▶ **Your instructions**
Filter this material down to the lines that contain the string "left", and return those lines.

▶ **Dataset records**
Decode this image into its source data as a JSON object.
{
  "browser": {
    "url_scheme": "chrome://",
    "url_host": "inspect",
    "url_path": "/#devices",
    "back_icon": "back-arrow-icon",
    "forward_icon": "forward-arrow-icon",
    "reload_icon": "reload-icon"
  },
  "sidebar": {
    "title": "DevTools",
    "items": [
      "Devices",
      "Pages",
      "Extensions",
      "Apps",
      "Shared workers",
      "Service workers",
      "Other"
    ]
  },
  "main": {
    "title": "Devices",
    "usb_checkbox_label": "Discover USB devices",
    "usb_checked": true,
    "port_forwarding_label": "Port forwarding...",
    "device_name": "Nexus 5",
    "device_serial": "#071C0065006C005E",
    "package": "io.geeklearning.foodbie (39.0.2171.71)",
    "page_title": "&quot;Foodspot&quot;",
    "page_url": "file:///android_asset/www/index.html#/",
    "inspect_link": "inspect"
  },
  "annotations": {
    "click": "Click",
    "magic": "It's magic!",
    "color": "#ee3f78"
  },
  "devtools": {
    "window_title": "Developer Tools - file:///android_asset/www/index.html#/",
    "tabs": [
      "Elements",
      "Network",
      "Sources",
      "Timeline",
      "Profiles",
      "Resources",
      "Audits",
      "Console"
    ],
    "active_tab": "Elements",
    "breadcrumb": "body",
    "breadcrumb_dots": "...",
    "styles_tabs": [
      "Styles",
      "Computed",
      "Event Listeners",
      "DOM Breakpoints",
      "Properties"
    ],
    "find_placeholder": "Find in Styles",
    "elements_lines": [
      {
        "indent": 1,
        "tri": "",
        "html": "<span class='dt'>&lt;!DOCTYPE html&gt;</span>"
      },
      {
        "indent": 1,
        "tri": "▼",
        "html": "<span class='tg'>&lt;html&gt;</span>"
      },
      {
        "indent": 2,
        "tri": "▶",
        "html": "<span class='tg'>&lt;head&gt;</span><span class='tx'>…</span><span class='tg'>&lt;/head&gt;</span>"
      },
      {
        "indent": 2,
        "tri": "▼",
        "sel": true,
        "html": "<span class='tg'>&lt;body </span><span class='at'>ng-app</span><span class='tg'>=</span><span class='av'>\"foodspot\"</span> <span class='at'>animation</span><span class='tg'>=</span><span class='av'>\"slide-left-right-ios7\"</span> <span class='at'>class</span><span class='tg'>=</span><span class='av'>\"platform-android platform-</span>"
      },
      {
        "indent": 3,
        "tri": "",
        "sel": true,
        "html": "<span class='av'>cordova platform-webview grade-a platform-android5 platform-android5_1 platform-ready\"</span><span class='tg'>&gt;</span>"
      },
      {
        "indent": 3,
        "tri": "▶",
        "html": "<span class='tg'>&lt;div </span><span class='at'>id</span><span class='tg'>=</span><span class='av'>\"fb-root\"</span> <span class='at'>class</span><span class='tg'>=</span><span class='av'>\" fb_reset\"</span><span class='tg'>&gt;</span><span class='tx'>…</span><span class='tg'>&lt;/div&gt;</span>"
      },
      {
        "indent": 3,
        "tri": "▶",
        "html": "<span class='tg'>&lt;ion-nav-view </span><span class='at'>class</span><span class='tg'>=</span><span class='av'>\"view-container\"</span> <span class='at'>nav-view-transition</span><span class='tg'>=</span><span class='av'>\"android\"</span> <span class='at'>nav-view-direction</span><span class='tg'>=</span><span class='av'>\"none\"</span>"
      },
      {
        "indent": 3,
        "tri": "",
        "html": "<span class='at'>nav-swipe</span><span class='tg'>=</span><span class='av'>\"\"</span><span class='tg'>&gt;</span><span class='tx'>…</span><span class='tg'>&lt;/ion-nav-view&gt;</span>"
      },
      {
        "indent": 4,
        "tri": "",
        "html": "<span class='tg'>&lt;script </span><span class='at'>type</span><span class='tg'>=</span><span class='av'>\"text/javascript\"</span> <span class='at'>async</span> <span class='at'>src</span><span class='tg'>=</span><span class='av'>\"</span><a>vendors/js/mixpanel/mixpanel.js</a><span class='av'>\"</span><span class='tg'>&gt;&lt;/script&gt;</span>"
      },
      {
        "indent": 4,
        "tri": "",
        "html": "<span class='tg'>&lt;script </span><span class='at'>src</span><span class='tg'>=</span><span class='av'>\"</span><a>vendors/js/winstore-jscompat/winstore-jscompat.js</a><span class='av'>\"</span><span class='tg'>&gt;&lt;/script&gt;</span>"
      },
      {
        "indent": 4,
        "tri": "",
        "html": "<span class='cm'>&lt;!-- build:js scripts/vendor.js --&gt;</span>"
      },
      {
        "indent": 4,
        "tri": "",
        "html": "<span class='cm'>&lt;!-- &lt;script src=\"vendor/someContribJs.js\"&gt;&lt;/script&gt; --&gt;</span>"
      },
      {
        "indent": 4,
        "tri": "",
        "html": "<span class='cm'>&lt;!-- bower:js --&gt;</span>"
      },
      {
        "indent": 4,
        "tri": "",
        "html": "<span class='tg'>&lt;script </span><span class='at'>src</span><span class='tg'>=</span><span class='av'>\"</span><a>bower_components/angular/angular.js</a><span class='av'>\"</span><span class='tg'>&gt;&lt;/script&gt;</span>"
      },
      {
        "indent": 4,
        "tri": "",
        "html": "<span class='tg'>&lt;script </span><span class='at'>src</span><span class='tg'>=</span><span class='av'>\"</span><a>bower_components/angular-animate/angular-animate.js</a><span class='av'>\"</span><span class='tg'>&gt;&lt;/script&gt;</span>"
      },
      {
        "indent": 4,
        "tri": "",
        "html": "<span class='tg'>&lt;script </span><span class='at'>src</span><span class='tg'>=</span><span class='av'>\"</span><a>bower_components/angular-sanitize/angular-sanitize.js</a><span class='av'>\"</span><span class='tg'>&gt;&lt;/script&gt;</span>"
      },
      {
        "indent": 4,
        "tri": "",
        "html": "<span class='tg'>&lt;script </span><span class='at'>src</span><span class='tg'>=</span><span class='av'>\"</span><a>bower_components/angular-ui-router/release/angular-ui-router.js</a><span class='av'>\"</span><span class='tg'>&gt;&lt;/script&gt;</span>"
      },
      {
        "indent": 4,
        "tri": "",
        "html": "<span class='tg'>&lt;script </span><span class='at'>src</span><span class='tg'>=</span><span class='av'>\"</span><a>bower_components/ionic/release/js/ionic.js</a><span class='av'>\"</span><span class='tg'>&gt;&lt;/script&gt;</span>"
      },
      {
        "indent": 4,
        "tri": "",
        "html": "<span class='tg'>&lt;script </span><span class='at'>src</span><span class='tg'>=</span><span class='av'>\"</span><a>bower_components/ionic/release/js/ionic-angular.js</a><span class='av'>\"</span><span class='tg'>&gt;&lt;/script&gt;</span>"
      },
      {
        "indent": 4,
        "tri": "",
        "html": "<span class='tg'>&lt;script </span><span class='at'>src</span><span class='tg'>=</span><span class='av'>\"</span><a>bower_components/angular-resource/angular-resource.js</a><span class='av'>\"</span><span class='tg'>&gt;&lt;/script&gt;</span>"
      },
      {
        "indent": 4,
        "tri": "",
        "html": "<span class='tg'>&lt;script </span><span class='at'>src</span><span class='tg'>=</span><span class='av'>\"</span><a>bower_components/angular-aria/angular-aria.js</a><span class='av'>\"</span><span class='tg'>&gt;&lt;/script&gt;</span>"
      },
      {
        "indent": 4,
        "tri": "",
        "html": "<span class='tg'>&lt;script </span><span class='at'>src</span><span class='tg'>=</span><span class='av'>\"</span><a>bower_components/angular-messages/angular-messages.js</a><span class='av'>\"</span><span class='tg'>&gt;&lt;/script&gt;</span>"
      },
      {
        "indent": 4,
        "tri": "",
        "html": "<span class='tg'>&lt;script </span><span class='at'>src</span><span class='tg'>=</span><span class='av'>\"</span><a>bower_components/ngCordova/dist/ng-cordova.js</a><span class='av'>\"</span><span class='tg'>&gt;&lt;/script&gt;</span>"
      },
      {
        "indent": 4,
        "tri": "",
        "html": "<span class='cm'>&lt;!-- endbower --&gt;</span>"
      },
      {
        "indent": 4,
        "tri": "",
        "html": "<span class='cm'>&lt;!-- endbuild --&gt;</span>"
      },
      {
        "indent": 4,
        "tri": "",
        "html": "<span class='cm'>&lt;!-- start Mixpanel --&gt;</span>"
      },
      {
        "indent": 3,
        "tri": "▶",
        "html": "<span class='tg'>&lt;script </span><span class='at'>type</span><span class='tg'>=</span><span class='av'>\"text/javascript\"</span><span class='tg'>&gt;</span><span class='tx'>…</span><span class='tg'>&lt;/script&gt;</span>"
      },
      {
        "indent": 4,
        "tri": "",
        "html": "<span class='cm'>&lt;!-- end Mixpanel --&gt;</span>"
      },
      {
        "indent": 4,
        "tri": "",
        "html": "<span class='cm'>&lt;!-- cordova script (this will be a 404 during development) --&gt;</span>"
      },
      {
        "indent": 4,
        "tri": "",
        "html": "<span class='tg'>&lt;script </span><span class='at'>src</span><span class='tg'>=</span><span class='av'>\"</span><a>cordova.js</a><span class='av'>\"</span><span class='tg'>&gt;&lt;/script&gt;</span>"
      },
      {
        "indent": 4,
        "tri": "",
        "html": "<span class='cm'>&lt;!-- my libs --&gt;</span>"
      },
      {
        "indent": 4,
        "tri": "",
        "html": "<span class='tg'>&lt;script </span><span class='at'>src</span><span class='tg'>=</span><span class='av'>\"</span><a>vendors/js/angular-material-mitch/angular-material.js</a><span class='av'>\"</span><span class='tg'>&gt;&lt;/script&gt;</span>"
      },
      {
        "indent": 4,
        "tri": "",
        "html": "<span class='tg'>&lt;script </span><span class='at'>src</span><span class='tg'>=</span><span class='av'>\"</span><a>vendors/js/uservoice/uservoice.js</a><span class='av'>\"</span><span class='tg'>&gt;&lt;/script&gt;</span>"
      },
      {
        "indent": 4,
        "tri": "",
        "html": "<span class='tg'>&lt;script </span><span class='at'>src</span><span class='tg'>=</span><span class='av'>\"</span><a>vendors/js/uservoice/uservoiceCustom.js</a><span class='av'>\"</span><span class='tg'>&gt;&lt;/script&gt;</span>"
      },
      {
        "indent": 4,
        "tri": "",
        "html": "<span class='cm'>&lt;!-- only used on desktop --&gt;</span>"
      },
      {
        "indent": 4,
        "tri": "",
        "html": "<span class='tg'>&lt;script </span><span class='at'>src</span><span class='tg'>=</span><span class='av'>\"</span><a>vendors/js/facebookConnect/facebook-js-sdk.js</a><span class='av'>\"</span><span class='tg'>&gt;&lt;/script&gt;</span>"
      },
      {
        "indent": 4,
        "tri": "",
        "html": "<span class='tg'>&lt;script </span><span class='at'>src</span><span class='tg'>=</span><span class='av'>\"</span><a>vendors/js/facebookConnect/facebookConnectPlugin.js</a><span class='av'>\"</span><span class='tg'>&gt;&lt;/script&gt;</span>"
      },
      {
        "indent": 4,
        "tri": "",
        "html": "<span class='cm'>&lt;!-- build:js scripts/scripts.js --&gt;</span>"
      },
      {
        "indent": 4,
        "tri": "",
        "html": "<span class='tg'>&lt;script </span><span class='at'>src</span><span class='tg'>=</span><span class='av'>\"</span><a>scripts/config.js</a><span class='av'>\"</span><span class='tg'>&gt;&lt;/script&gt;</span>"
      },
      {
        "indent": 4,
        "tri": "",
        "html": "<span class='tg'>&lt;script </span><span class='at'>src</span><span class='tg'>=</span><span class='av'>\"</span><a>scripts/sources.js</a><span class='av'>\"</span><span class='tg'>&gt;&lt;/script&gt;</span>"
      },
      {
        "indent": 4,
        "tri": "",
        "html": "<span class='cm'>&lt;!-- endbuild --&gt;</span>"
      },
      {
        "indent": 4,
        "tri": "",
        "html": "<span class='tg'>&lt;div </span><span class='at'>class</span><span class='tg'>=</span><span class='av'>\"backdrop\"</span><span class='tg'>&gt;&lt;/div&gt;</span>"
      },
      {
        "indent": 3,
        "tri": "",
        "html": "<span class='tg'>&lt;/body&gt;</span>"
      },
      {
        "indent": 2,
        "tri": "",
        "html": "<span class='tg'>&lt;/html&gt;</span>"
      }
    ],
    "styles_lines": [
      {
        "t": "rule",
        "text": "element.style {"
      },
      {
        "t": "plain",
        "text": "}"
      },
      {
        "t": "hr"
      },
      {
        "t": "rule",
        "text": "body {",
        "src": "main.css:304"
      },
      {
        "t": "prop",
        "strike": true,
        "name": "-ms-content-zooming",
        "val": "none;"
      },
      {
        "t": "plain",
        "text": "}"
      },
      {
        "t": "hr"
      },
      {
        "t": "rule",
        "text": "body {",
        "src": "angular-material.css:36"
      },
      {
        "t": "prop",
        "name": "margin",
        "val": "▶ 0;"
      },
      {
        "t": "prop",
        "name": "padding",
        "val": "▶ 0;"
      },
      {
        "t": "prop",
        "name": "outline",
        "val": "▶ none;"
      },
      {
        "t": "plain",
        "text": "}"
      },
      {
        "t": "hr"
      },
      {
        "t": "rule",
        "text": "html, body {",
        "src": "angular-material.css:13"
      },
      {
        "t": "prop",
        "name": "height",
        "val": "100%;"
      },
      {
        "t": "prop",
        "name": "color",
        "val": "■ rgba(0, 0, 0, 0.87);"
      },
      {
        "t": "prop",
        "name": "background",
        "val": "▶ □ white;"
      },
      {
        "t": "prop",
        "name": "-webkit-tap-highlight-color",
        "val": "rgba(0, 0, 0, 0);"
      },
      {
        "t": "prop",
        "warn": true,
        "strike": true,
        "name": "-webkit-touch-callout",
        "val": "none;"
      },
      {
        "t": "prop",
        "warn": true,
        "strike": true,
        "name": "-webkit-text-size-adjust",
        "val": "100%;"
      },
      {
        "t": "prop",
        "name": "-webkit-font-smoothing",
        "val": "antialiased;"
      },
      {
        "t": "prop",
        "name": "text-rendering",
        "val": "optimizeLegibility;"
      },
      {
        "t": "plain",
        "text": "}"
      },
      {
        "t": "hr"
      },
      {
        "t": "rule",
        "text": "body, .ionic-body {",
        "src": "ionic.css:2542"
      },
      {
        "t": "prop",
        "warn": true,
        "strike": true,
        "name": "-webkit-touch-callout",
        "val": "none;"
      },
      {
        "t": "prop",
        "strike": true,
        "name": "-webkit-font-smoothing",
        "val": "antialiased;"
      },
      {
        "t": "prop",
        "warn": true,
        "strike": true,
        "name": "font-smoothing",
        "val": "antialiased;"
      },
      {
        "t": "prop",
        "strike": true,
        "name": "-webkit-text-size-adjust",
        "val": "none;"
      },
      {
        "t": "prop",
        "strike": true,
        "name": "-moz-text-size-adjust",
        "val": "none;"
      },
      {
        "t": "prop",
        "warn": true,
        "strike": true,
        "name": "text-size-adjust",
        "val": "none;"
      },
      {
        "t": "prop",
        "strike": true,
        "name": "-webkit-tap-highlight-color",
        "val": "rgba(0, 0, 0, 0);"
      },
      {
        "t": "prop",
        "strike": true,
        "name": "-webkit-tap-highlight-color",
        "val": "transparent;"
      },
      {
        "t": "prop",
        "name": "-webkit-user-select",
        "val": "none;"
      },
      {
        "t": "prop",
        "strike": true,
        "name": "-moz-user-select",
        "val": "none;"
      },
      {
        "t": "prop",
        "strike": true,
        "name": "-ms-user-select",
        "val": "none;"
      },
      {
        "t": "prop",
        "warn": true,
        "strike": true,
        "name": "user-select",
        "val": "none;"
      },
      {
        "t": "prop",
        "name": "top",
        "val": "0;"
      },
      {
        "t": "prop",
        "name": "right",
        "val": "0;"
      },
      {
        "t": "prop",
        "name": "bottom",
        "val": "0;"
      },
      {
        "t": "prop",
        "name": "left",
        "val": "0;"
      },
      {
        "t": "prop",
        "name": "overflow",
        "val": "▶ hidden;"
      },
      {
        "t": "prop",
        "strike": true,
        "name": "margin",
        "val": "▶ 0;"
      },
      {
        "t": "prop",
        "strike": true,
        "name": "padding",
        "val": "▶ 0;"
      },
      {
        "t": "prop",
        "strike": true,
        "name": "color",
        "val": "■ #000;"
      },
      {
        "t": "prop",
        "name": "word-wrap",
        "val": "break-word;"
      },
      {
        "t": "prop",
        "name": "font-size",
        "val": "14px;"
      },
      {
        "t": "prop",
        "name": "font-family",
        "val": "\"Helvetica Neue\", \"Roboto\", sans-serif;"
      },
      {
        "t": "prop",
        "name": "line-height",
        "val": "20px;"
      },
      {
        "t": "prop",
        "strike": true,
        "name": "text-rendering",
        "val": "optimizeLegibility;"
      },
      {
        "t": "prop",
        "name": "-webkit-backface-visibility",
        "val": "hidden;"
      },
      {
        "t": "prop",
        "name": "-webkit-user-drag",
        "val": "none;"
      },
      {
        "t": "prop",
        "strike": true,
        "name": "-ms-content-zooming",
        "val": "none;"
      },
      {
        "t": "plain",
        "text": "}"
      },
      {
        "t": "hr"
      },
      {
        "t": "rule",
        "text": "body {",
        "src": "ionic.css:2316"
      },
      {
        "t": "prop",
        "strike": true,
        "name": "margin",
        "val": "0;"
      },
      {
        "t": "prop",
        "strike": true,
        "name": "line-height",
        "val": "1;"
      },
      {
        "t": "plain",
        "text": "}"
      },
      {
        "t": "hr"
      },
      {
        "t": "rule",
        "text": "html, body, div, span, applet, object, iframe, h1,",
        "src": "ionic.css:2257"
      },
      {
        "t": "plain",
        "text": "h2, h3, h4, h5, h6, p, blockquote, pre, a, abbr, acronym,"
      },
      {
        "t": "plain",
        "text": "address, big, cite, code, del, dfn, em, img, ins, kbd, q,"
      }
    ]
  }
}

▶ **Solution for this exercise**
        "html": "<span class='tg'>&lt;body </span><span class='at'>ng-app</span><span class='tg'>=</span><span class='av'>\"foodspot\"</span> <span class='at'>animation</span><span class='tg'>=</span><span class='av'>\"slide-left-right-ios7\"</span> <span class='at'>class</span><span class='tg'>=</span><span class='av'>\"platform-android platform-</span>"
        "name": "left",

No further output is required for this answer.